The Trotskyist movement was very good in diagnosing the POUM’s problems, especially in Felix Morrow’s The Revolution and Counter-Revolution in Spain that can be read online. Morrow made the “orthodox” case against the POUM entering the government:
‘The working class cannot simply lay hold of the ready-made state machinery and wield it for its own purposes,’ declared Marx. This was the great lesson learned from the Paris Commune: ‘not, as in the past, to transfer the bureaucratic and military machinery from one hand to the other, but to break it up; and that is the precondition of any real people’s revolution on the Continent. And this is what our heroic party comrades in Paris have attempted.’ What is to replace the shattered state machinery? On this, the fundamental question of revolution, the meagre experience of the Commune was fully developed by Lenin and Trotsky. Parliamentarianism was to be destroyed. In its place rise the workers’ committees in the factories, the peasants’ committees on the land, the soldiers’ committees in the army, centralized in local, regional and, finally, the national soviets. Thus, the new state, a workers’ state, is based on industrial representation, which automatically disfranchises the bourgeoisie, except as, after the consolidation of workers’ power, they individually enter productive labour and are permitted to participate in electing the soviets. Between the old bourgeois state and the new workers’ state lies a chasm over which the bourgeoisie cannot return to power except by overthrowing the workers’ state.

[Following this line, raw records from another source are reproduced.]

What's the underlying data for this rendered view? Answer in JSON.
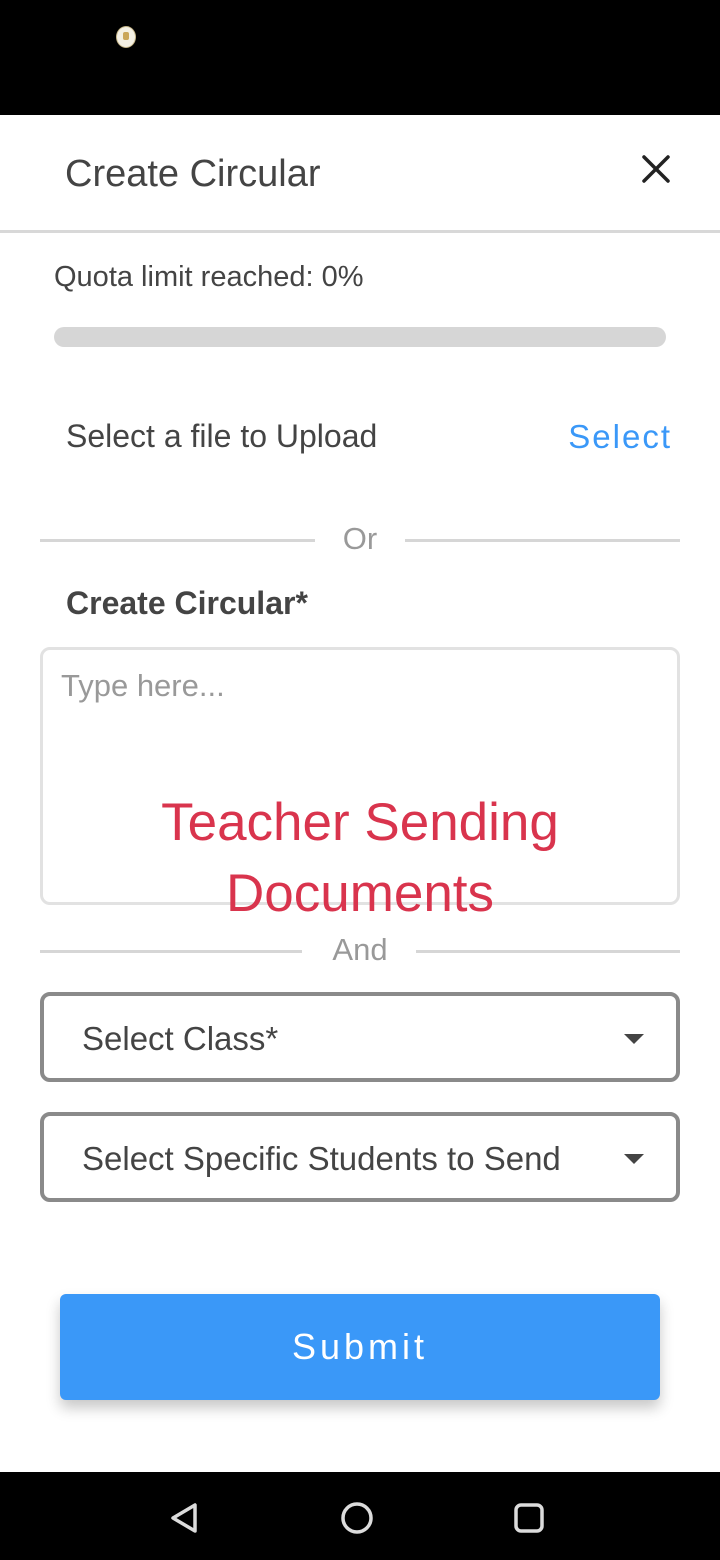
{
  "header": {
    "title": "Create Circular"
  },
  "quota": {
    "label": "Quota limit reached: 0%",
    "progress_fraction": 0
  },
  "upload": {
    "label": "Select a file to Upload",
    "select_label": "Select"
  },
  "dividers": {
    "or_label": "Or",
    "and_label": "And"
  },
  "circular": {
    "label": "Create Circular*",
    "placeholder": "Type here...",
    "value": ""
  },
  "overlay_caption": {
    "line1": "Teacher Sending",
    "line2": "Documents"
  },
  "class_select": {
    "label": "Select Class*"
  },
  "students_select": {
    "label": "Select Specific Students to Send"
  },
  "submit": {
    "label": "Submit"
  },
  "colors": {
    "accent": "#3a98f8",
    "caption_red": "#d9344d",
    "text": "#444444",
    "muted": "#999999",
    "track": "#d6d6d6"
  },
  "icons": {
    "close": "close-icon",
    "caret": "caret-down-icon",
    "nav_back": "back-triangle-icon",
    "nav_home": "home-circle-icon",
    "nav_recents": "recents-square-icon"
  }
}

It was this fundamental tenet, the essence of the accumulated experience of a century of revolutionary struggle, which the POUM violated in entering the Generalidad [bourgeois government]. They received their ministry from the hands of President Companys. The new cabinet merely continued the work of the old, and like the old, could be dismissed and replaced by a more reactionary one. Behind the protective covering of the POUM-CNT-PSUC-Esquerra cabinet, the bourgeoisie would weather the revolutionary offensive, gather its shattered forces, and, with the aid of the reformists, at the ripe moment, return to full power. To this end, it was not even necessary for the bourgeoisie to participate in the cabinet. There had been ‘all-workers’ cabinets in Germany, Austria, England, which had thus enabled the bourgeoisie to weather critical situations, and then kick out the workers’ ministers.
As inured as I have become to the Trotskyist pointing out of sins of commission, I find myself wondering to what extent responsibility must be placed on the Fourth International for having failed to build an alternative to the POUM. Could it be possible that the “factional methods” referred to by Pivert constitute an effective roadblock to reaching the critical mass necessary to impact events on the ground? If so, then we can only conclude that the Trotskyist movement was effectively guilty of sins of omission that in the sphere of revolutionary politics might not condemn you to eternal damnation but eternal irrelevance. Damnation is surely worse, but as Marxists we must aspire to relevance and not be satisfied with the smug feeling that goes along with not being damned.